News coverage: why must it be positive?

My students reported on a startling array of under-covered good news stories painting inspiring pictures of Pakistan.

M Bilal Lakhani February 13, 2012

Imagine, for a moment, the absurdity of life in a country where medical professionals are accused of being too ‘negative’, for not giving their patients enough ‘good’ news about their health.

Imagine, for a moment, the absurdity of life in a country where heart patients criticise their doctors for focusing on their cholesterol and blood pressure, instead of talking about other vitals and organs in their body that are fully-functioning and healthy.

Now imagine yourself working as a journalist in Pakistan, constantly being hounded by friends and readers to show the ‘other’ side of Pakistan. The side that isn’t sick or dying; but fully functioning in all its mundane glory.

To argue that journalists report too many negative stories about Pakistan is analogous to arguing that doctors are too ‘negative’ when diagnosing their patients. And yet, in a country where truth is often stranger than fiction, journalists are routinely criticised for not reporting enough ‘good news’ from Pakistan.

Is this a classic case of the messenger being blamed for the contents of their message? Or is there a case to be made that the messenger is disproportionately focused on the negative?

Fortunately, it’s a little bit of both.

The news media, which holds up a mirror to society, can only show us a reflection of what we are, and not what we aspire to be. In a country that simmers with many beautiful and not-so-beautiful contradictions, some pictures are too jarring, even for our own consumption.

As a Professor of journalism to undergraduate students in Karachi, I had the unique opportunity to engage in a small-scale reporting experiment recently. As part of their final assignment last semester, I encouraged my students to report and write only positive news stories.

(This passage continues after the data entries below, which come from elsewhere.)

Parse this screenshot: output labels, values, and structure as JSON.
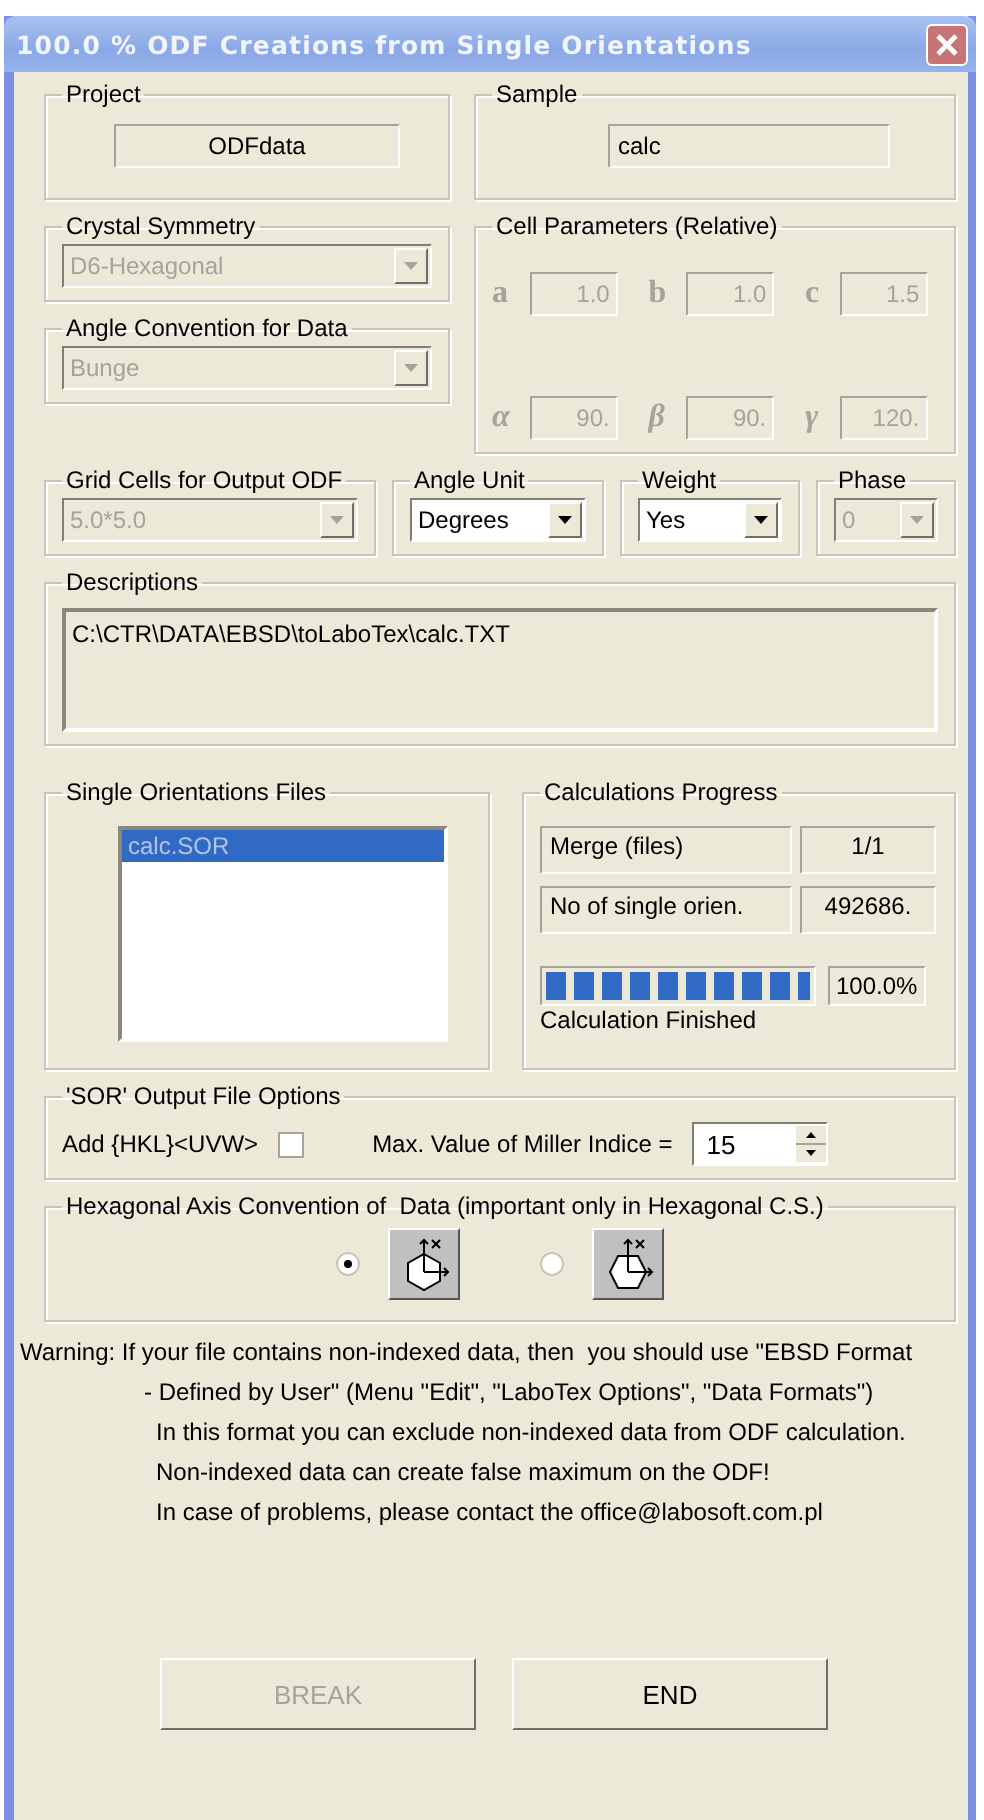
{
  "window": {
    "title": "100.0 % ODF Creations from Single Orientations"
  },
  "project": {
    "label": "Project",
    "value": "ODFdata"
  },
  "sample": {
    "label": "Sample",
    "value": "calc"
  },
  "crystal_symmetry": {
    "label": "Crystal Symmetry",
    "value": "D6-Hexagonal",
    "disabled": true
  },
  "angle_convention": {
    "label": "Angle Convention for Data",
    "value": "Bunge",
    "disabled": true
  },
  "cell_parameters": {
    "label": "Cell Parameters (Relative)",
    "disabled": true,
    "params": [
      {
        "symbol": "a",
        "value": "1.0",
        "kind": "latin"
      },
      {
        "symbol": "b",
        "value": "1.0",
        "kind": "latin"
      },
      {
        "symbol": "c",
        "value": "1.5",
        "kind": "latin"
      },
      {
        "symbol": "α",
        "value": "90.",
        "kind": "greek"
      },
      {
        "symbol": "β",
        "value": "90.",
        "kind": "greek"
      },
      {
        "symbol": "γ",
        "value": "120.",
        "kind": "greek"
      }
    ]
  },
  "selectors": [
    {
      "label": "Grid Cells for Output ODF",
      "value": "5.0*5.0",
      "disabled": true
    },
    {
      "label": "Angle Unit",
      "value": "Degrees",
      "disabled": false
    },
    {
      "label": "Weight",
      "value": "Yes",
      "disabled": false
    },
    {
      "label": "Phase",
      "value": "0",
      "disabled": true
    }
  ],
  "descriptions": {
    "label": "Descriptions",
    "value": "C:\\CTR\\DATA\\EBSD\\toLaboTex\\calc.TXT"
  },
  "files": {
    "label": "Single Orientations Files",
    "items": [
      {
        "name": "calc.SOR",
        "selected": true
      }
    ]
  },
  "progress": {
    "label": "Calculations Progress",
    "rows": [
      {
        "label": "Merge (files)",
        "value": "1/1"
      },
      {
        "label": "No of single orien.",
        "value": "492686."
      }
    ],
    "level": 1,
    "percent": "100.0%",
    "status": "Calculation Finished"
  },
  "sor_options": {
    "label": "'SOR' Output File Options",
    "add_label": "Add {HKL}<UVW>",
    "add_checked": false,
    "max_label": "Max. Value of Miller Indice =",
    "max_value": "15"
  },
  "hex_axis": {
    "label": "Hexagonal Axis Convention of  Data (important only in Hexagonal C.S.)",
    "options": [
      {
        "kind": "pointy",
        "selected": true
      },
      {
        "kind": "flat",
        "selected": false
      }
    ]
  },
  "warning": [
    {
      "kind": "lead",
      "text": "Warning: If your file contains non-indexed data, then  you should use \"EBSD Format"
    },
    {
      "kind": "continued",
      "text": "- Defined by User\" (Menu \"Edit\", \"LaboTex Options\", \"Data Formats\")"
    },
    {
      "kind": "note",
      "text": "In this format you can exclude non-indexed data from ODF calculation."
    },
    {
      "kind": "note",
      "text": "Non-indexed data can create false maximum on the ODF!"
    },
    {
      "kind": "note",
      "text": "In case of problems, please contact the office@labosoft.com.pl"
    }
  ],
  "buttons": [
    {
      "label": "BREAK",
      "disabled": true
    },
    {
      "label": "END",
      "disabled": false
    }
  ]
}
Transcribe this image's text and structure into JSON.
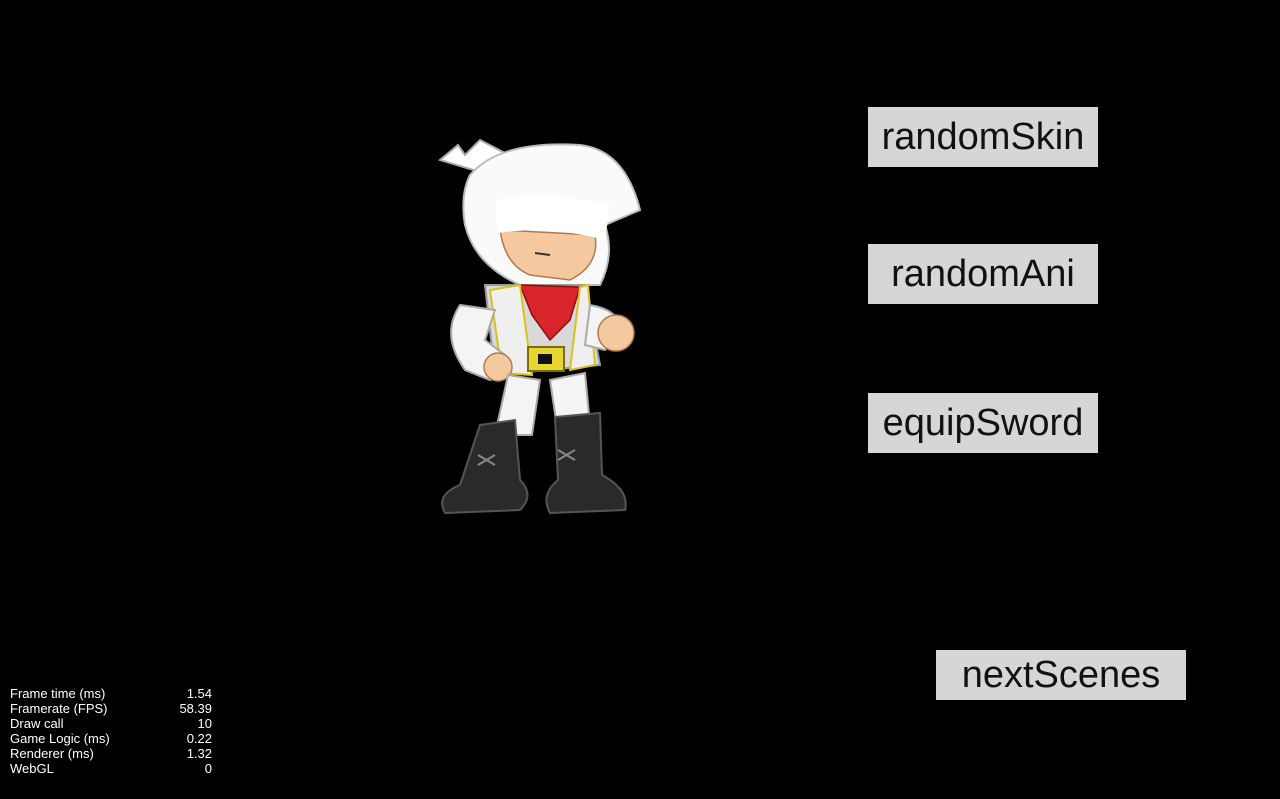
{
  "buttons": {
    "random_skin": "randomSkin",
    "random_ani": "randomAni",
    "equip_sword": "equipSword",
    "next_scenes": "nextScenes"
  },
  "stats": [
    {
      "label": "Frame time (ms)",
      "value": "1.54"
    },
    {
      "label": "Framerate (FPS)",
      "value": "58.39"
    },
    {
      "label": "Draw call",
      "value": "10"
    },
    {
      "label": "Game Logic (ms)",
      "value": "0.22"
    },
    {
      "label": "Renderer (ms)",
      "value": "1.32"
    },
    {
      "label": "WebGL",
      "value": "0"
    }
  ],
  "colors": {
    "background": "#000000",
    "button_bg": "#d6d6d6",
    "button_text": "#111111",
    "stats_text": "#ffffff"
  },
  "character": {
    "icon": "ninja-character-sprite"
  }
}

As a result, my students reported on a startling array of solid, under-covered good news stories that painted an inspiring picture of Pakistan. And yet, the picture they painted was also incomplete as it left out the ‘other’ not-so-picture-perfect part of Pakistan.

At the end of this experiment, there was a growing recognition in our class that the current conversation surrounding journalism in Pakistan is part of the problem. Consumers of news argue that journalists disproportionately focus on bad news for higher ratings and more hits. Journalists respond by saying that it’s their job to report the news of the day; whether it’s good, bad or ugly isn’t necessarily in their control.

The time has come for a paradigm shift in this discourse. News stories from Pakistan must be evaluated on the ‘quality’ of their journalism, not on whether the content of a story is positive or negative.

To the extent that viewers and readers are frustrated by the constant barrage of mostly bad news reported in a sensational manner in the Pakistani media, they have a point. Journalists can and must raise the quality of their reporting in the country. An equally important corollary is that readers need to be more nuanced in their feedback to journalists; its fair game to criticise the quality of reporting in Pakistan but you can’t criticise the fact that bad news stories outweigh the good ones.

Journalists can’t bend the truth anymore than a doctor or a scientist. However, journalists can do a better job at telling the truth about Pakistan. The following are critical enablers for this to happen: 1) We need to invest more in the academic and practical training of young journalists in Pakistan, raising the bar on the quality and ethics of their reporting; 2) We must incentivise quality reporting over sensationalism, through a variety of tools including the establishment of industry awards for quality journalism (are we ready for a Pakistani version of the Pulitzer Prize?); 3) Mentoring programmes should be instituted in all media organisations, where young journalists are paired up with senior reporters inside and outside Pakistan.

Pakistani journalists must be empowered with the tools and opportunities that they need to cover a country that is incredibly diverse. Ultimately, there are as many sides to Pakistan as there are Pakistanis. And all our stories deserve to be told, not just the ones that are making it to the news today.

Published in The Express Tribune, February 14th, 2012.



Talha Bin Hisaam | 12 years ago | Reply

Loved reading your piece Bilal. Another unique aspect of a good journalist that this article reflects in itself is "conclusiveness". Most Op-Eds only highlight an issue, people's observations and the writer's opinion over it. Your piece aptly gives a solution to the issue at hand which shows that you aren't a journalist for the heck of being one, but a journalist who believes he can make a change and knows how to practically make it happen. Kudos to that. May the Maker bless your purpose & succeed you in it. - TBH

Nadeem Akhter | 12 years ago | Reply

Nothing but reality written by Mr. Bilal. We desperately need positive news keep rolling in our media. Their should be a balance between the news quantity being aired in the media. However, in our case their is increasing need to have more of positives then the negatives as the later are already bombarded by the media just to get the ratings and keep the monetary stream coming in.

Replying to X

Comments are moderated and generally will be posted if they are on-topic and not abusive.

For more information, please see our Comments FAQ